No. Hearing aids may whistle if they are in your hand or another enclosed space, but they should not whistle while they are in your ears. If they are whistling while in your ears, it may be a sign that the ear piece is not fully inserted, that there is earwax built up in the ear canal, or that the hearing aids need to be reprogrammed. Call the clinic to schedule a hearing aid appointment if the hearing aids continue to whistle.
What if I think something is wrong with my hearing aid?
If you think the hearing aid is not amplifying sound the way it typically does, there are a few ways to troubleshoot the issue at home. It may be that the battery is dead or that the earpiece is plugged with wax. These are issues you may be able to address on your own, but if there are further concerns, you may contact the clinic to schedule a hearing aid check.
I know people who have hearing aids but do not wear them. Why? And will that happen to me?

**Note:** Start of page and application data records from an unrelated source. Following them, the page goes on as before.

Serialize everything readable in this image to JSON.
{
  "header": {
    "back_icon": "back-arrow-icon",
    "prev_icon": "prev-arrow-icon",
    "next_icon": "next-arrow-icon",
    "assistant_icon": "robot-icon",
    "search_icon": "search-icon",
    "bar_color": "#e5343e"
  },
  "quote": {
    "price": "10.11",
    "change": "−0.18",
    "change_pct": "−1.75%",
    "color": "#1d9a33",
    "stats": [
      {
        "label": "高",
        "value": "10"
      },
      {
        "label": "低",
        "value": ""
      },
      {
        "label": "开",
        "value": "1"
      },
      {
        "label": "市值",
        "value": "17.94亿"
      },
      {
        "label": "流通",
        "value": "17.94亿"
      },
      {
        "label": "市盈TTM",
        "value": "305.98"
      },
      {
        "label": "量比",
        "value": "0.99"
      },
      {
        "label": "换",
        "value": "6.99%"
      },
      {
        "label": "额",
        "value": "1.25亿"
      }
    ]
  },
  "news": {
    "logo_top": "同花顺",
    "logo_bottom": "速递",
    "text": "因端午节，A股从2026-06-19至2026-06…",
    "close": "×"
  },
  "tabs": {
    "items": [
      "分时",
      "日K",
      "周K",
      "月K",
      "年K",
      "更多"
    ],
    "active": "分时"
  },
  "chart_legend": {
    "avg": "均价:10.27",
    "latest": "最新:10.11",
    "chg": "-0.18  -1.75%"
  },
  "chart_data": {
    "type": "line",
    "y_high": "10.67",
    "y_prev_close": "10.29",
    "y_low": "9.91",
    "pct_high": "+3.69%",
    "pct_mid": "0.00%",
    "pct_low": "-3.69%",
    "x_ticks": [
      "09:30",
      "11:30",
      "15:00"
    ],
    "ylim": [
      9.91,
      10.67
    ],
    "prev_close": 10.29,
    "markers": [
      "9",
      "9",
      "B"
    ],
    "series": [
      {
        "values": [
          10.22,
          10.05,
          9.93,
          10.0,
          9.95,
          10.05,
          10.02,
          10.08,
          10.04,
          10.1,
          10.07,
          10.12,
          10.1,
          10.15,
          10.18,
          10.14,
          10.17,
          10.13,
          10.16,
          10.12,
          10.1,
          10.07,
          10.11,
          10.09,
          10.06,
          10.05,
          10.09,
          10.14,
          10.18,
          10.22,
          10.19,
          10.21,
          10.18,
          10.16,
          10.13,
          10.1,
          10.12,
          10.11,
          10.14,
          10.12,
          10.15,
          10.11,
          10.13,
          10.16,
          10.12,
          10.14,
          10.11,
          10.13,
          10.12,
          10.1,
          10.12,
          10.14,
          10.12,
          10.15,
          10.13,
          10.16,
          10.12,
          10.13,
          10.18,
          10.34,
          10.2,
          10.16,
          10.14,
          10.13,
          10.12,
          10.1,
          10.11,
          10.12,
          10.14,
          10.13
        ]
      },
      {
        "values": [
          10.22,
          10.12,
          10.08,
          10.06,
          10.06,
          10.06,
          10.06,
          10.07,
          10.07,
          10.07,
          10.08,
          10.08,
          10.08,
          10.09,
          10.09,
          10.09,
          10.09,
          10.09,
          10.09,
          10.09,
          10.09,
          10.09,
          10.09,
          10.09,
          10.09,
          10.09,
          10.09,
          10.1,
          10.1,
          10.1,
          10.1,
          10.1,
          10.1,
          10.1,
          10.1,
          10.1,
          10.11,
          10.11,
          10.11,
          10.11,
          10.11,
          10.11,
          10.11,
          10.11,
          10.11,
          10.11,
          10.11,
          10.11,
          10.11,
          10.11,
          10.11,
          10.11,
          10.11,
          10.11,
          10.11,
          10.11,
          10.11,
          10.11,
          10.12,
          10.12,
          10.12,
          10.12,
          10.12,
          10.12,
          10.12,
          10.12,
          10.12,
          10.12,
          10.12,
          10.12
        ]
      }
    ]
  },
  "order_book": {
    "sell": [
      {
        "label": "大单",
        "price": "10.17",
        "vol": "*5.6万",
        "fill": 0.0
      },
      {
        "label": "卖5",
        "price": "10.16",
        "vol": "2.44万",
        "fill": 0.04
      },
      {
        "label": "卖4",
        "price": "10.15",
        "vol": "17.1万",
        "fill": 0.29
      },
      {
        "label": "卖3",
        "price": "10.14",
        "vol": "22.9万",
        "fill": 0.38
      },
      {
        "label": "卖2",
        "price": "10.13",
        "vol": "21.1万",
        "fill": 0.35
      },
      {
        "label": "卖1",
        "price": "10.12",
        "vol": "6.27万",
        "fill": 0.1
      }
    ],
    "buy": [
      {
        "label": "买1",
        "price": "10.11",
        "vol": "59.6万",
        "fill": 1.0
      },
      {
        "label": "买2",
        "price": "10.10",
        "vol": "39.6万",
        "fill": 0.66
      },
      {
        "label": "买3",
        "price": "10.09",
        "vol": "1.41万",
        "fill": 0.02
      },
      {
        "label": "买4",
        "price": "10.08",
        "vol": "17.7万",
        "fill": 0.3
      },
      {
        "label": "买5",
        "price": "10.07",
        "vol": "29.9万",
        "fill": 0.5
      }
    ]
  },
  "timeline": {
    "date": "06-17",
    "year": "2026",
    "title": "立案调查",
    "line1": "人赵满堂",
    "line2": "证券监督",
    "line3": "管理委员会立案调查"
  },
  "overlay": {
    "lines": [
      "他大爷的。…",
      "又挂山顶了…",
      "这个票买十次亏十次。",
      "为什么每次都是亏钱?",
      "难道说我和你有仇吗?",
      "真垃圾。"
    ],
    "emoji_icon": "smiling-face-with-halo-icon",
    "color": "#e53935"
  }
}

We encourage patients to wear hearing aids all waking hours. If you wear the hearing devices consistently, the adjustment period will be much shorter. If you have concerns about the way the hearing aids fit and/or sound, you should contact the clinic to schedule an appointment. Your audiologist may be able to make adjustments and review tools to allow you to have the confidence to wear the devices consistently.